  4. After the initial dump has completed, we produce a full dump. This is usually not required for kernel debugging, but it can be useful in some instances.
  5. Reboot the system.

How we roll this out system wide

We use Ansible extensively, and we have created a role which:

  • Configures kdump.
  • Drops the required scripts + binaries on the box.
  • Rebuilds the crashkernel image.

The Ansible role is part of our base playbook, so it gets rolled out automatically to any new systems or images that we build.

Sounds great, but does it work in practice?

Yes, it works very well! Kernel crashes are thankfully rare, but we have successfully captured crashdumps from every kernel crash we have experienced since rolling this out. Previously, crashdump generation was hit-and-miss due to the local disk requirement, but now there is no such problem. The server where the crashdump files end up has a lot of disk space as well, so we can keep crashdumps around for a long time for analysis of common issues and trends.

If your current setup relies on local disk, and/or NFS or SSH based captures, we think that the FTP based solution we have developed is well worth a look.

A fun fact about reboot()

It is also possible to start the dump-capture kernel by calling the reboot() system call with the LINUX_REBOOT_CMD_KEXEC flag (reboot.c), which in turn calls kernel_kexec() to start the dump-capture kernel that was previously loaded.

The reboot() system call has to be called with two magic parameters set to the correct values before it will actually cause a reboot.

We see this in the function signature:

SYSCALL_DEFINE4(reboot, int, magic1, int, magic2, unsigned int, cmd, void __user *, arg)

The first parameter must be set to the value 4276215469, and the second parameter can be set to either 672274793, 85072278, 369367448 or 537993216. These are all defined in reboot.h

You may wonder what the significance of these numbers are, and if we convert them to hexadecimal notation using some Python, we see:

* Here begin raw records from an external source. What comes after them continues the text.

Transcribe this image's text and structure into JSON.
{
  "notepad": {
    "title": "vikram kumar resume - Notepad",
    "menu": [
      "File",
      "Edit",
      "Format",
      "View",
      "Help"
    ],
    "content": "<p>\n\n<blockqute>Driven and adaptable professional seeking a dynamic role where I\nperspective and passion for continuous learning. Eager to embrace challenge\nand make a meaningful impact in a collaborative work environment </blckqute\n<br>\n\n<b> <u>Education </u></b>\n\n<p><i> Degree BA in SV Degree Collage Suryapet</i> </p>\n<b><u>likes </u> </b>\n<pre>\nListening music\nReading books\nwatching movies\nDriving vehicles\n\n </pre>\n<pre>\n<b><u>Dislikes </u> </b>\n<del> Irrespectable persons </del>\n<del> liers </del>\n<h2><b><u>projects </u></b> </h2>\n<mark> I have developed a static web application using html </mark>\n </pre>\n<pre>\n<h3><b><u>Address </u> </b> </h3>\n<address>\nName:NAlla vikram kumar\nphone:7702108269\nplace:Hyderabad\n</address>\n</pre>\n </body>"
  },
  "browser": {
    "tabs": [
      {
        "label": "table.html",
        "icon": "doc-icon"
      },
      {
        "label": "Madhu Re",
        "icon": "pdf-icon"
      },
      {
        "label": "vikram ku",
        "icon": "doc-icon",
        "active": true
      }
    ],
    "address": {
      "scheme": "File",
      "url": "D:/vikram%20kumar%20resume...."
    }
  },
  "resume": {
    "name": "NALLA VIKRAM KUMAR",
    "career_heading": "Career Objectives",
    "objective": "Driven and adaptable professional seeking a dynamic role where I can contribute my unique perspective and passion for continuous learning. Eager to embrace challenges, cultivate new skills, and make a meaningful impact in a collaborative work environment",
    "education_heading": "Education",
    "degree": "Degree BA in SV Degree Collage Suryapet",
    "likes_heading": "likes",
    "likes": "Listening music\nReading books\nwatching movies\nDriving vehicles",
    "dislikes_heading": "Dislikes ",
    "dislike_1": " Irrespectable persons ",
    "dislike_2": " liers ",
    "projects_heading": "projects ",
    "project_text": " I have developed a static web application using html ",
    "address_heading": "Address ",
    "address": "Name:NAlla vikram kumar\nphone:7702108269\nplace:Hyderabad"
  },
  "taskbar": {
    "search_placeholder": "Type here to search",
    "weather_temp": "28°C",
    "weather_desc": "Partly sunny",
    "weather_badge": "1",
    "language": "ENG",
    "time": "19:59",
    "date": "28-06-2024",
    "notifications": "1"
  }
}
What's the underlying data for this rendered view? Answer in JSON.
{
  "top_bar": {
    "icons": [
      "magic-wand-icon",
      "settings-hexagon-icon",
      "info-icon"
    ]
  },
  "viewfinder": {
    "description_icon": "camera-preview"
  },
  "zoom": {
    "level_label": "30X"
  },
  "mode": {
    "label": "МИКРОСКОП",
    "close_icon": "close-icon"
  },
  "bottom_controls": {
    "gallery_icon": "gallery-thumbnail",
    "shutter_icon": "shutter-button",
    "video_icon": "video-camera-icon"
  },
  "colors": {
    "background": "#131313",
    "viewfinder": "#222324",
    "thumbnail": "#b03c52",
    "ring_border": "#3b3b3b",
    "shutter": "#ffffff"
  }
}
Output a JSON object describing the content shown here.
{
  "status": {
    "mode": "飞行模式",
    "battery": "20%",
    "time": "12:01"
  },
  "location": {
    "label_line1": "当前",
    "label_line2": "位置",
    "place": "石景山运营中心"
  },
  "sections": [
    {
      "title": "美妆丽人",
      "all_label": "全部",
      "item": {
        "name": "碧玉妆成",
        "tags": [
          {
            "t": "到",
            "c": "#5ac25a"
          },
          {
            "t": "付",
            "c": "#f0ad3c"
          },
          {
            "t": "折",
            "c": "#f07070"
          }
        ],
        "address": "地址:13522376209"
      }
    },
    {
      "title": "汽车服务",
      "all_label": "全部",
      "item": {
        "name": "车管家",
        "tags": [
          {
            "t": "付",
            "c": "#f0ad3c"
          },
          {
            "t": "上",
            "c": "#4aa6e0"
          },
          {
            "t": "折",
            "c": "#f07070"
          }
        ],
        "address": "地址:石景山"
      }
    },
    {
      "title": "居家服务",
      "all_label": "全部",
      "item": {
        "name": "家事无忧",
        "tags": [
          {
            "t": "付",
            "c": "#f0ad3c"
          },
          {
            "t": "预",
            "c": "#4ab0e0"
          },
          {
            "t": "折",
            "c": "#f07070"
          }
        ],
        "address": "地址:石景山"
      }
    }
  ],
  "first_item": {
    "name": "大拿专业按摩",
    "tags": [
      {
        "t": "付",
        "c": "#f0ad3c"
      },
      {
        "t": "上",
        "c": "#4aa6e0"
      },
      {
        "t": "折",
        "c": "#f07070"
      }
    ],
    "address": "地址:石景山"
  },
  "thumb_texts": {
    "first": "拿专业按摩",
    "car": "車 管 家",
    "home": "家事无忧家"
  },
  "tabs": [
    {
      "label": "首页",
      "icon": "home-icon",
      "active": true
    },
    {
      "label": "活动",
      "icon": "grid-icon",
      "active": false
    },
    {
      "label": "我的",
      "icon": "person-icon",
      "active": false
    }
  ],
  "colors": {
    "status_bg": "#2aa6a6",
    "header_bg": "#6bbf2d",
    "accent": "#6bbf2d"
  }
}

>>> map(lambda x: hex(x), [4276215469, 672274793, 85072278, 369367448,
>>> 537993216])
['0xfee1dead', '0x28121969', '0x5121996', '0x16041998', '0x20112000']

The first magic number is now obvious. The remaining numbers represent the birthday of Linus Torvalds and those of his three children. Whoever said us nerds can’t have fun? :-)